It was a tranquil setting that's anything but indicative of the current mood of New York's thoroughbred industry.
The high prices and frenetic pace of Saturday night's New York Bred auction in Saratoga may paint a clearer picture.
Hoards of revenue from a new casino at Aqueduct Racetrack has elevated purses at New York tracks and filled the coffers of the state's breeding and development fund, which provides five figure rewards to breeders whose horses win races in the state.
"Everyone is excited to have a New York-bred, to buy a New York-bred, to race a New York-bred," said Tracy Egan, executive director of the New York State Breeding and Development Fund.
According to New York State Thoroughbred Breeders, Inc. executive director, Jeff Cannizzo, more than 500 broodmares were registered in the state in the past year, an unprecedented total.
Breeder Joe McMahon is reaping the benefits first-hand. On top of the added interest in breeding to his own stallions, three accomplished sires, including 1997 Belmont Stakes winner Touch Gold and 1996 Breeders Cup Classic winner Alphabet Soup, have been relocated to his farm from the well known Adena Springs in Kentucky.
"We started going the other way again last year, this year we made significant gains over last year, so it is going in the right direction," said McMahon, who’s best known for breeding 2003 Kentucky Derby and Preakness winner Funny Cide.
The McMahons aren't the only ones hosting prominent stallions from out of state at their farm. For the first time ever this year, Sheikh of Dubai, perhaps the world's most prominent breeder, has relocated one of his horses, Grade 1 winner Girolamo, to a farm near Hudson.
"They're showing confidence in the fact we're having more and more mares coming from out of the state that are of high quality that needed a quality stallion to go to," Egan said.
This weekend's auction is the first true test of whether the added interest in breeding will provide a hefty return on the investment. The ultimate answer will likely come on the racetrack.
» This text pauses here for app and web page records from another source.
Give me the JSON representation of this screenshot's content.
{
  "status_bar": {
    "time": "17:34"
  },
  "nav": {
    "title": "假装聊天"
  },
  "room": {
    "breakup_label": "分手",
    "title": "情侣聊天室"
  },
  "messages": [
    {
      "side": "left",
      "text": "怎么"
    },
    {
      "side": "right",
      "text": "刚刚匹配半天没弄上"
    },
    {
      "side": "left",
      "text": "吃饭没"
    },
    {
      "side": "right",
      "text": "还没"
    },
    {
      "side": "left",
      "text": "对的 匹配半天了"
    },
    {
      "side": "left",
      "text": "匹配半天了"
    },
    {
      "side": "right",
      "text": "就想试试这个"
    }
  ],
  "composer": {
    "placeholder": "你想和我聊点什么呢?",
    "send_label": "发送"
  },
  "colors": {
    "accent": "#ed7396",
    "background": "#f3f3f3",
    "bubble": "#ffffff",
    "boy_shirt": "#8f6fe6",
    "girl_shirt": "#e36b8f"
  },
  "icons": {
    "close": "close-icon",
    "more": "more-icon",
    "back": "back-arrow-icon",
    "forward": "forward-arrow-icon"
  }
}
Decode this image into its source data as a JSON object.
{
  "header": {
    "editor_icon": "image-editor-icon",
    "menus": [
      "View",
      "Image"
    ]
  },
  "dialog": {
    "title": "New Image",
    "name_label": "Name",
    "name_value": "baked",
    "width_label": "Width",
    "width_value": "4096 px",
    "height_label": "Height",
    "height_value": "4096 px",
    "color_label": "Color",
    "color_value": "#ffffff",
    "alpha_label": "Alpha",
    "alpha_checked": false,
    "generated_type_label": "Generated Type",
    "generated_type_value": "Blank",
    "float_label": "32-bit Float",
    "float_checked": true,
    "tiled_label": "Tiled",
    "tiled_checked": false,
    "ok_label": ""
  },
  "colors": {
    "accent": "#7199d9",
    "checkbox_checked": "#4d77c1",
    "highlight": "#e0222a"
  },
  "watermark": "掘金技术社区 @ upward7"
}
"There's a lot of money that people can earn,” McMahon said. The more money that's available, the more competition there is, it's going to raise the bar, no doubt about it.”